Most probably, the name Aruba is of Indian origin, a combination of ora (shell) and oubao (island). But it might also be from Spanish: oro hubo (there was gold). The earliest mention on a map spells Orua.
The pre-Columbian era
Before the discovery of Aruba by the Spaniards, the island was inhabited by Indians, first by the Arawaks and later the Caribs. They lived of catching fish and collecting natural food.
The Spaniards, the Dutch and the English
Aruba was discovered by the Spaniards in 1499. In the 16th century, the Spaniards deported the entire Indian population and sent them away to the island of Hispaniola to work in copper mines. In the 17th century, the Dutch conquered the Windward islands. On Aruba horses and mainly goats were bred. Between 1806 and 1816, Aruba was occupied by the English.
Aloe, gold and phosphate
De aloe plant was particularly suitable for the soil and the climate of Aruba. As of the 19th century, the juice is exported and since 1947 there is an aloe factory on Aruba. In 1824, gold was found on Aruba and phosphate in 1859. Both industries were the first important source of income for the Aruban people. De gold digging continued up to the First World War (1914) and the exploitation of phosphate was also halted in the beginning of the 20th century.
The most important change in the past century for Aruba was the establishment of the Lago Oil and Transport Company. The founding of this refinery prompted the need of foreign labor and they came mainly from the English speaking islands in the Caribbean. They established themselves in San Nicolas. In 1986, the outdated Lago closed but the refinery was soon reopened by another oil company.

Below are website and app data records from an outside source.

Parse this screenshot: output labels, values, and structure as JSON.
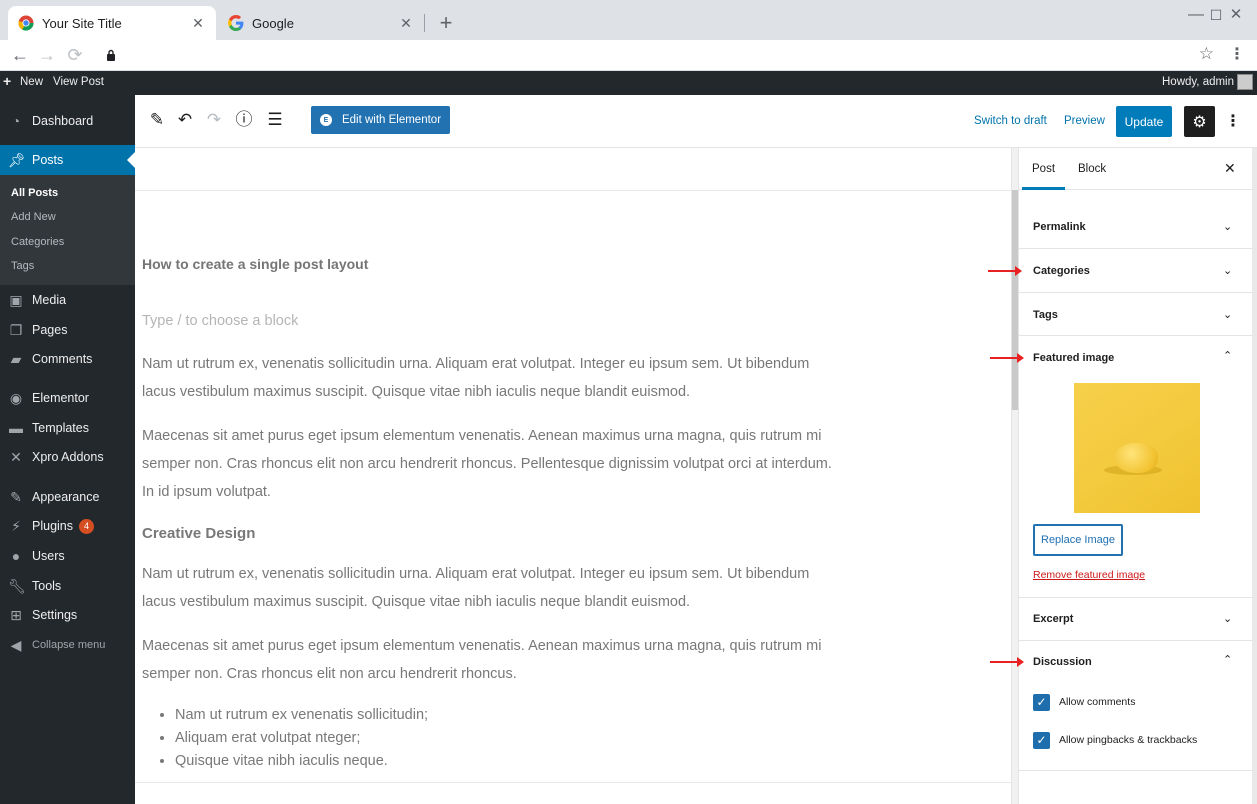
{
  "browser": {
    "tabs": [
      {
        "title": "Your Site Title",
        "active": true
      },
      {
        "title": "Google",
        "active": false
      }
    ],
    "close_glyph": "✕",
    "new_tab_glyph": "+",
    "window_controls": [
      "—",
      "☐",
      "✕"
    ]
  },
  "adminbar": {
    "new_label": "New",
    "view_post_label": "View Post",
    "greeting": "Howdy, admin"
  },
  "sidebar": {
    "items": [
      {
        "label": "Dashboard",
        "icon": "dashboard-icon"
      },
      {
        "label": "Posts",
        "icon": "pin-icon",
        "current": true
      },
      {
        "label": "Media",
        "icon": "media-icon"
      },
      {
        "label": "Pages",
        "icon": "pages-icon"
      },
      {
        "label": "Comments",
        "icon": "comments-icon"
      },
      {
        "label": "Elementor",
        "icon": "elementor-icon"
      },
      {
        "label": "Templates",
        "icon": "folder-icon"
      },
      {
        "label": "Xpro Addons",
        "icon": "xpro-icon"
      },
      {
        "label": "Appearance",
        "icon": "brush-icon"
      },
      {
        "label": "Plugins",
        "icon": "plugin-icon",
        "badge": "4"
      },
      {
        "label": "Users",
        "icon": "users-icon"
      },
      {
        "label": "Tools",
        "icon": "wrench-icon"
      },
      {
        "label": "Settings",
        "icon": "settings-icon"
      }
    ],
    "submenu": [
      "All Posts",
      "Add New",
      "Categories",
      "Tags"
    ],
    "collapse_label": "Collapse menu"
  },
  "toolbar": {
    "elementor_label": "Edit with Elementor",
    "switch_to_draft": "Switch to draft",
    "preview": "Preview",
    "update": "Update"
  },
  "post": {
    "title": "How to create a single post layout",
    "placeholder": "Type / to choose a block",
    "para1": "Nam ut rutrum ex, venenatis sollicitudin urna. Aliquam erat volutpat. Integer eu ipsum sem. Ut bibendum lacus vestibulum maximus suscipit. Quisque vitae nibh iaculis neque blandit euismod.",
    "para2": "Maecenas sit amet purus eget ipsum elementum venenatis. Aenean maximus urna magna, quis rutrum mi semper non. Cras rhoncus elit non arcu hendrerit rhoncus. Pellentesque dignissim volutpat orci at interdum. In id ipsum volutpat.",
    "heading2": "Creative Design",
    "para3": "Nam ut rutrum ex, venenatis sollicitudin urna. Aliquam erat volutpat. Integer eu ipsum sem. Ut bibendum lacus vestibulum maximus suscipit. Quisque vitae nibh iaculis neque blandit euismod.",
    "para4": "Maecenas sit amet purus eget ipsum elementum venenatis. Aenean maximus urna magna, quis rutrum mi semper non. Cras rhoncus elit non arcu hendrerit rhoncus.",
    "list": [
      "Nam ut rutrum ex venenatis sollicitudin;",
      "Aliquam erat volutpat nteger;",
      "Quisque vitae nibh iaculis neque."
    ]
  },
  "panel": {
    "tab_post": "Post",
    "tab_block": "Block",
    "sections": {
      "permalink": "Permalink",
      "categories": "Categories",
      "tags": "Tags",
      "featured_image": "Featured image",
      "excerpt": "Excerpt",
      "discussion": "Discussion"
    },
    "replace_image": "Replace Image",
    "remove_featured_image": "Remove featured image",
    "allow_comments": "Allow comments",
    "allow_pingbacks": "Allow pingbacks & trackbacks"
  },
  "colors": {
    "wp_blue": "#007cba",
    "admin_dark": "#23282d",
    "annotation_red": "#e82222"
  }
}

Aruba and World War II
Aruba was home to one of the biggest refineries in the world, supplying a substantial part of the fuel to the allied troops. That’s why the island was targeted by a German submarine. Fortunately, the attack was a major failure. Aruba had been spared massive damage
Striving for Separation
In the beginning of the thirties of the past century, Aruba officially announced to the Government of the Dutch Kingdom its wish to separate from Curaçao. Jan Hendrik (Henny) Eman and Shon A Eman were the advocates of ‘Separación’ (separation).
The struggle for ‘Status Aparte’
In the course of the seventies, a movement came about that aimed to dissolve Aruba from the administrative unit of the Netherlands Antilles. After a couple of turbulent weeks in August 1977, the call for independence was recognized by the Dutch government, which resulted in obtaining the so-called ‘Status Aparte’: in 1986, Aruba became an independent country within the Dutch Kingdom.
The young and dynamic politician Gilberto François (‘Betico’) Croes from Santa Cruz founded the political party Moviemento Electoral di Pueblo (MEP) in 1971. As leader of this party, he was an advocate of the realization of the ‘Status Aparte’ for Aruba in the seventies and eighties. He died in the year the Status Aparte took effect, 1986
In 1959, the first major resort on Palm Beach was constructed. Next to the Aruba Caribbean Hotel, other so-called High-rise hotels were built. Several smaller hotels were built as well, like those on Eagle Beach. Tourism has grown to become the major employer on the island, next to the refinery. Source: http://www.historiadiaruba.aw/.